1849-1851 ~ Blinn's Inn
1851-1870 ~ Kimball's Hotel/Knowlton Stage House
Built in 1849 by Edward Blinn who aptly named this first public establishment offering accommodation, food and beverage, Blinn's Inn. Located in the heart of bustlingKnowlton, Blinn's Inn also benefited from the fact that the stagecoach route from the Bolton Pass to Gilman's Corner passed before its very doors.
In 1851, Blinn sold the Inn to Albert Kimball, who changed the name to Kimball's Hotel and the Knowlton Stage House. For many years, two generations of Kimballs dispensed hospitality on this ever-popular corner.
1870-1900 ~ The Railroad House
In the early 1870s, with an eye to improving business and capitalizing on the arrival of the railroad in Knowlton, the Kimballs expanded the building to the west and re-named it The Railroad House.
1900-1922 ~ Robinson's Hotel
At the turn of the century, the Inn was purchased by James Robinson of North Sutton, who renovated and re-decorated the building. He later added the third storey and the Robinson's Hotel sign on the upper gallery signaled to all that business was booming. Robinson's sons, George and Nelson, continued to run the thriving business until the late 1920s.
1922-1944 ~ Hôtel Robinson
Following the Robinson's, the Hotel enjoyed success under the stewardship of J. Arthur Cadorette who bought the property in April of 1922. Soon thereafter, the freezer came into existence and there was no more need for the “ice reserve”that was located in the back garden. This building was then transformed into a blacksmith's shop to accommodate the hotel guests as well as the local population. The blacksmith is in operation to this day.
1944-1964 ~ Brome Lake Hotel
Following the Cadorette's, the Brome Lake Hotel enjoyed success under the stewardship of the Loubier family.
1964-1966 ~ The Stagecoach Inn
1966-1997 ~ Auberge du Relais
In the early 1970s, Sophie and Maurice Proteau took the reins of the hotel re-naming it Auberge du Relais. Affectionately known by the local population as the Knowlton Steak House because of the excellent and extensive steak menu offered by the Proteaus, the reputation of Le Relais was second to none.
1997- .... ~ Auberge Knowlton

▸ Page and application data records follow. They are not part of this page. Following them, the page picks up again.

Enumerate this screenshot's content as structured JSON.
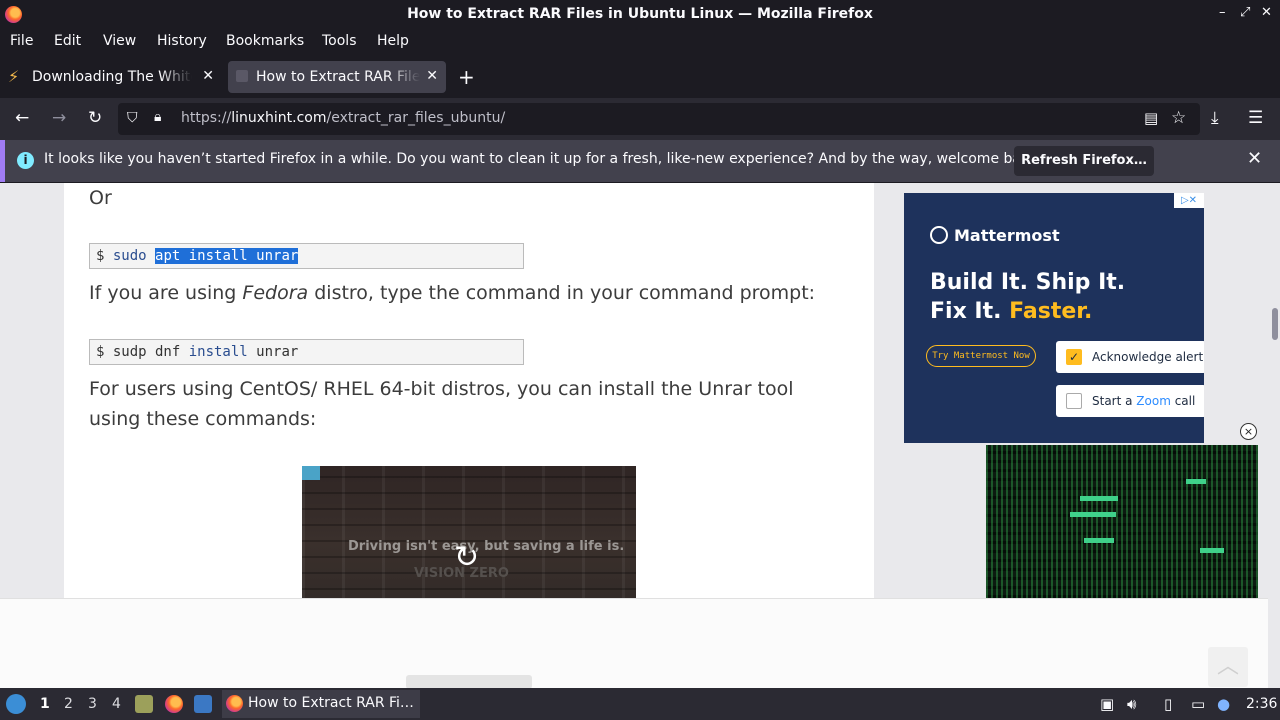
{
  "window": {
    "title": "How to Extract RAR Files in Ubuntu Linux — Mozilla Firefox",
    "controls": [
      "–",
      "⤢",
      "✕"
    ]
  },
  "menu": [
    "File",
    "Edit",
    "View",
    "History",
    "Bookmarks",
    "Tools",
    "Help"
  ],
  "tabs": [
    {
      "label": "Downloading The White House",
      "active": false
    },
    {
      "label": "How to Extract RAR Files in Ubuntu Linux",
      "active": true
    }
  ],
  "nav": {
    "url_prefix": "https://",
    "url_domain": "linuxhint.com",
    "url_path": "/extract_rar_files_ubuntu/"
  },
  "notification": {
    "message": "It looks like you haven’t started Firefox in a while. Do you want to clean it up for a fresh, like-new experience? And by the way, welcome back!",
    "button": "Refresh Firefox…",
    "accent_color": "#a07cf4"
  },
  "article": {
    "or_text": "Or",
    "code1_prompt": "$ ",
    "code1_cmd": "sudo",
    "code1_selected": "apt install unrar",
    "fedora_before": "If you are using ",
    "fedora_em": "Fedora",
    "fedora_after": " distro, type the command in your command prompt:",
    "code2_prompt": "$ ",
    "code2_a": "sudp dnf ",
    "code2_kw": "install",
    "code2_b": " unrar",
    "centos_text": "For users using CentOS/ RHEL 64-bit distros, you can install the Unrar tool using these commands:",
    "video_caption": "Driving isn't easy, but saving a life is.",
    "video_brand": "VISION ZERO",
    "replay_icon": "↻"
  },
  "ad": {
    "brand": "Mattermost",
    "headline1": "Build It. Ship It.",
    "headline2_a": "Fix It. ",
    "headline2_b": "Faster.",
    "cta": "Try Mattermost Now",
    "card1": "Acknowledge alert",
    "card2_a": "Start a ",
    "card2_zoom": "Zoom",
    "card2_b": " call",
    "adchoices": "▷✕",
    "close": "×",
    "highlight_color": "#ffbc1f"
  },
  "taskbar": {
    "workspaces": [
      "1",
      "2",
      "3",
      "4"
    ],
    "task_label": "How to Extract RAR Fi…",
    "clock": "2:36"
  }
}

In the years following the Proteaus' tenure, the hotel fell on hard times, passing from owner to owner until 1997 when new owners, Michel Gabereau and Signy Stephenson undertook extensive renovations to save the historic building from the wrecker's ball. Re-named Auberge Knowlton, the hotel now houses a restaurant/bar called Le Relais and two boutiques on the first two floors. Twelve beautifully decorated, antique-furnished rooms offering all the modern amenities one would expect from a first class hotel are now open on the upper two floors.
Since the year 2000, Knowlton is again able to boast a premier hotel in the center of town.